“We don’t have any idea what the universe is. Wise people have always told us that this is proof you shouldn’t think, because thinking leads you nowhere. You just build over this huge construction of misunderstanding, which is culture. The history of culture is the history of the misunderstandings of great thinkers. So we always have to go back to zero and begin differently. And maybe in that way you have a chance not to understand but at least not to have further misunderstandings. Because this is the other side of this question—Am I really so brave to cancel all human culture? To stop admiring the beauty in human production? It’s very difficult to say no.”
~ László Krasznahorkai

“I have a license to carry in New York. Can you believe that? Nobody knows that, [Applause] somebody attacks, somebody attacks me, oh, they’re gonna be shot. Can you imagine? Somebody says, oh, it is Trump, he’s easy pickings what do you say? Right? Oh, boy. What was the famous movie? No. Remember, no remember where he went around and he sort of after his wife was hurt so badly and kill. What?  I — Honestly, Yeah, right, it’s true, but you have many of them. Famous movie. Somebody. You have many of them. Charles Bronson right the late great Charles Bronson name of the movie come on.  , remember that? Ah, we’re gonna cut you up, sir, we’re gonna cut you up, uh-huh.

Bing!

One of the great movies. Charles Bronson, great, Charles Bronson. Great movies. Today you can’t make that movie because it’s not politically correct, right? It’s not politically correct.

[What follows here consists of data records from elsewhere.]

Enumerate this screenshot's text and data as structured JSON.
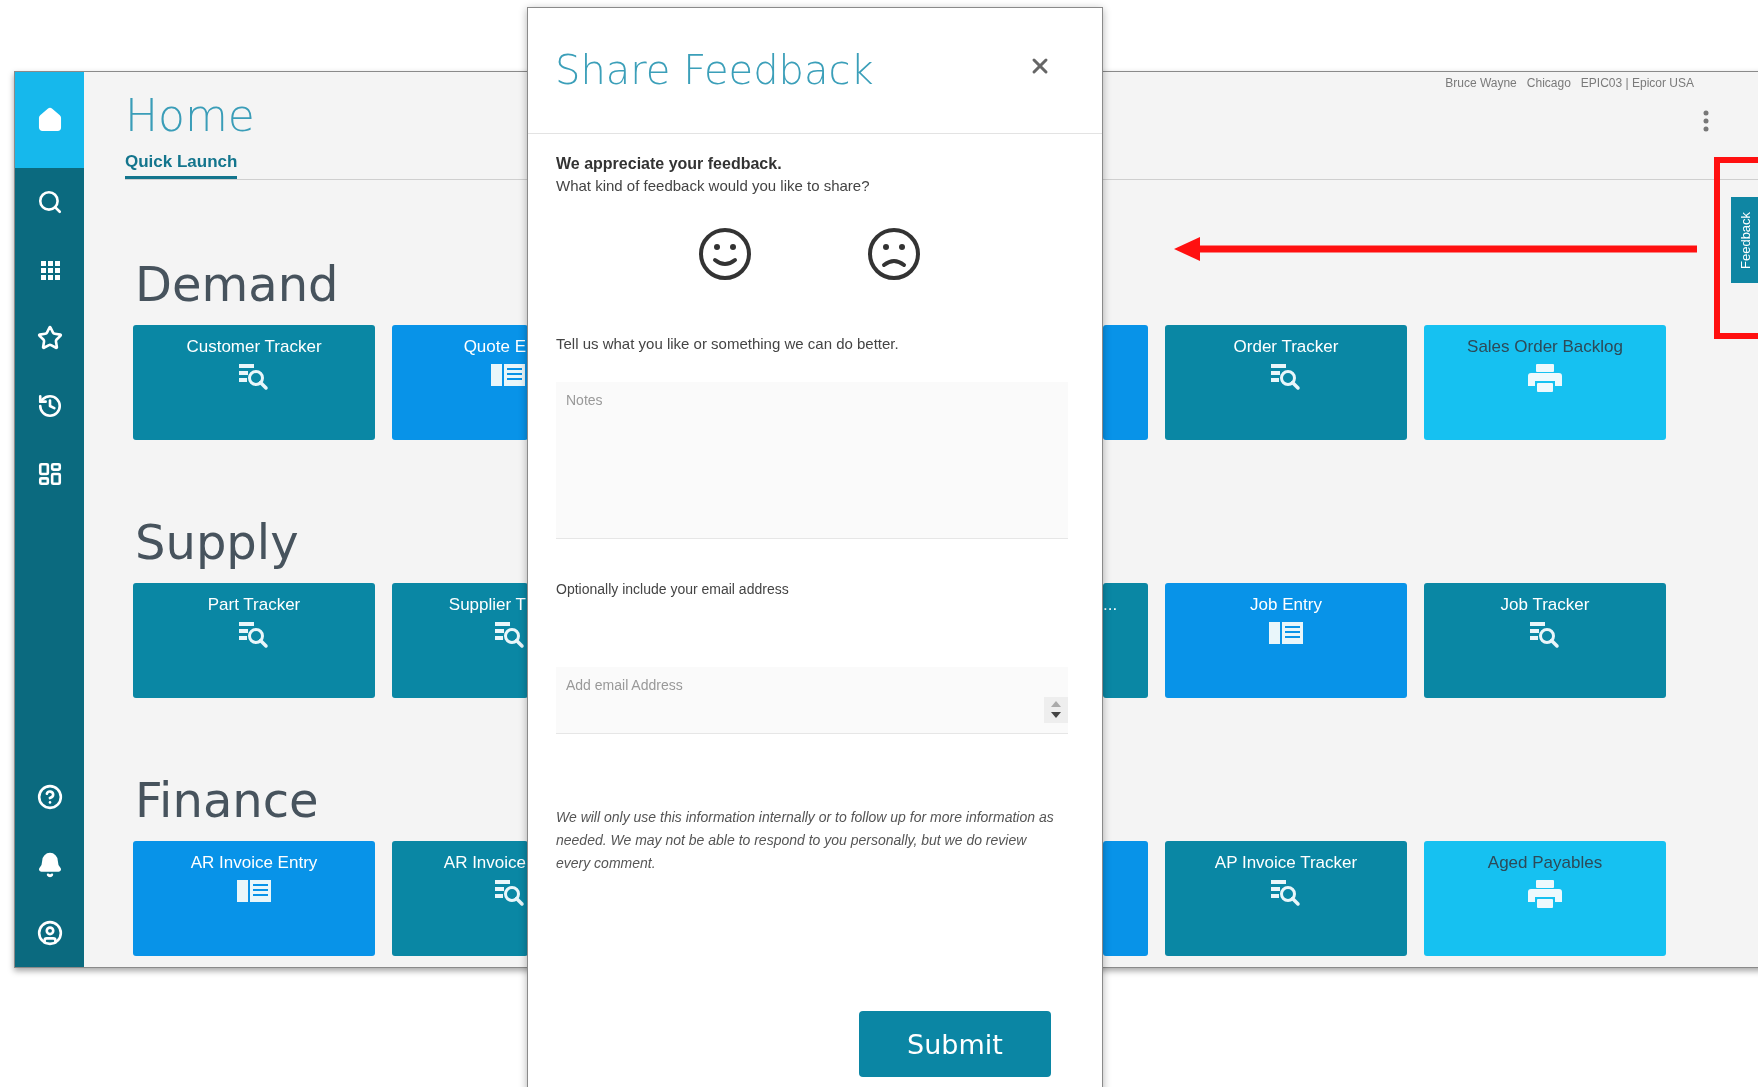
{
  "app": {
    "sidebar": {
      "items": [
        {
          "kind": "home",
          "selected": true
        },
        {
          "kind": "search",
          "selected": false
        },
        {
          "kind": "apps",
          "selected": false
        },
        {
          "kind": "favorites",
          "selected": false
        },
        {
          "kind": "history",
          "selected": false
        },
        {
          "kind": "dashboard",
          "selected": false
        }
      ],
      "bottom_items": [
        {
          "kind": "help",
          "selected": false
        },
        {
          "kind": "notifications",
          "selected": false
        },
        {
          "kind": "account",
          "selected": false
        }
      ]
    },
    "header": {
      "user": "Bruce Wayne",
      "site": "Chicago",
      "company": "EPIC03 | Epicor USA"
    },
    "title": "Home",
    "tabs": [
      {
        "label": "Quick Launch",
        "selected": true
      }
    ],
    "sections": [
      {
        "heading": "Demand",
        "tiles": [
          {
            "label": "Customer Tracker",
            "kind": "tracker",
            "hidden_right": false,
            "hidden_left": false
          },
          {
            "label": "Quote E",
            "kind": "entry",
            "hidden_right": true,
            "hidden_left": false
          },
          {
            "kind": "entry",
            "hidden_right": false,
            "hidden_left": true
          },
          {
            "label": "Order Tracker",
            "kind": "tracker",
            "hidden_right": false,
            "hidden_left": false
          },
          {
            "label": "Sales Order Backlog",
            "kind": "report",
            "hidden_right": false,
            "hidden_left": false
          }
        ]
      },
      {
        "heading": "Supply",
        "tiles": [
          {
            "label": "Part Tracker",
            "kind": "tracker",
            "hidden_right": false,
            "hidden_left": false
          },
          {
            "label": "Supplier T",
            "kind": "tracker",
            "hidden_right": true,
            "hidden_left": false
          },
          {
            "label": "...",
            "kind": "tracker",
            "hidden_right": false,
            "hidden_left": true
          },
          {
            "label": "Job Entry",
            "kind": "entry",
            "hidden_right": false,
            "hidden_left": false
          },
          {
            "label": "Job Tracker",
            "kind": "tracker",
            "hidden_right": false,
            "hidden_left": false
          }
        ]
      },
      {
        "heading": "Finance",
        "tiles": [
          {
            "label": "AR Invoice Entry",
            "kind": "entry",
            "hidden_right": false,
            "hidden_left": false
          },
          {
            "label": "AR Invoice",
            "kind": "tracker",
            "hidden_right": true,
            "hidden_left": false
          },
          {
            "kind": "entry",
            "hidden_right": false,
            "hidden_left": true
          },
          {
            "label": "AP Invoice Tracker",
            "kind": "tracker",
            "hidden_right": false,
            "hidden_left": false
          },
          {
            "label": "Aged Payables",
            "kind": "report",
            "hidden_right": false,
            "hidden_left": false
          }
        ]
      }
    ],
    "feedback_tab": {
      "label": "Feedback"
    }
  },
  "dialog": {
    "title": "Share Feedback",
    "intro": "We appreciate your feedback.",
    "question": "What kind of feedback would you like to share?",
    "options": [
      {
        "kind": "positive",
        "selected": false
      },
      {
        "kind": "negative",
        "selected": false
      }
    ],
    "prompt": "Tell us what you like or something we can do better.",
    "notes": {
      "placeholder": "Notes"
    },
    "email_label": "Optionally include your email address",
    "email": {
      "placeholder": "Add email Address"
    },
    "disclaimer": "We will only use this information internally or to follow up for more information as needed. We may not be able to respond to you personally, but we do review every comment.",
    "submit": "Submit"
  }
}
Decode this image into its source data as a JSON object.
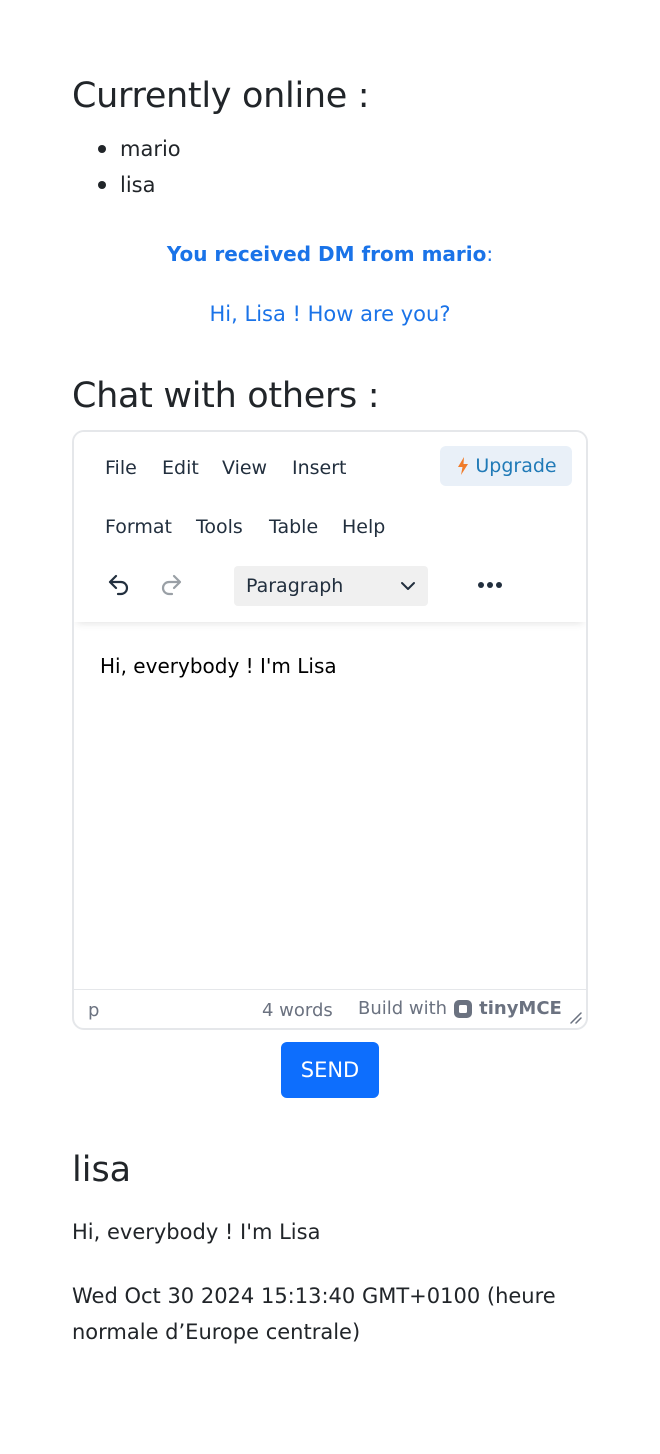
{
  "online": {
    "title": "Currently online :",
    "users": [
      "mario",
      "lisa"
    ]
  },
  "dm": {
    "notice": "You received DM from mario",
    "suffix": ":",
    "message": "Hi, Lisa ! How are you?"
  },
  "chat": {
    "title": "Chat with others :",
    "editor": {
      "menus": [
        "File",
        "Edit",
        "View",
        "Insert",
        "Format",
        "Tools",
        "Table",
        "Help"
      ],
      "upgrade_label": "Upgrade",
      "block_format": "Paragraph",
      "content": "Hi, everybody ! I'm Lisa",
      "status_path": "p",
      "word_count": "4 words",
      "build_with": "Build with",
      "brand": "tinyMCE"
    },
    "send_label": "SEND"
  },
  "message": {
    "user": "lisa",
    "text": "Hi, everybody ! I'm Lisa",
    "timestamp": "Wed Oct 30 2024 15:13:40 GMT+0100 (heure normale d’Europe centrale)"
  },
  "colors": {
    "link_blue": "#1a73e8",
    "send_blue": "#0d6efd",
    "upgrade_bg": "#e9f0f8",
    "upgrade_icon": "#f07c2b"
  }
}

But could you imagine with Trump? Somebody says, oh, all these big monsters aren’t around he’s easy pickings and then shoot.”
~ Donald Trump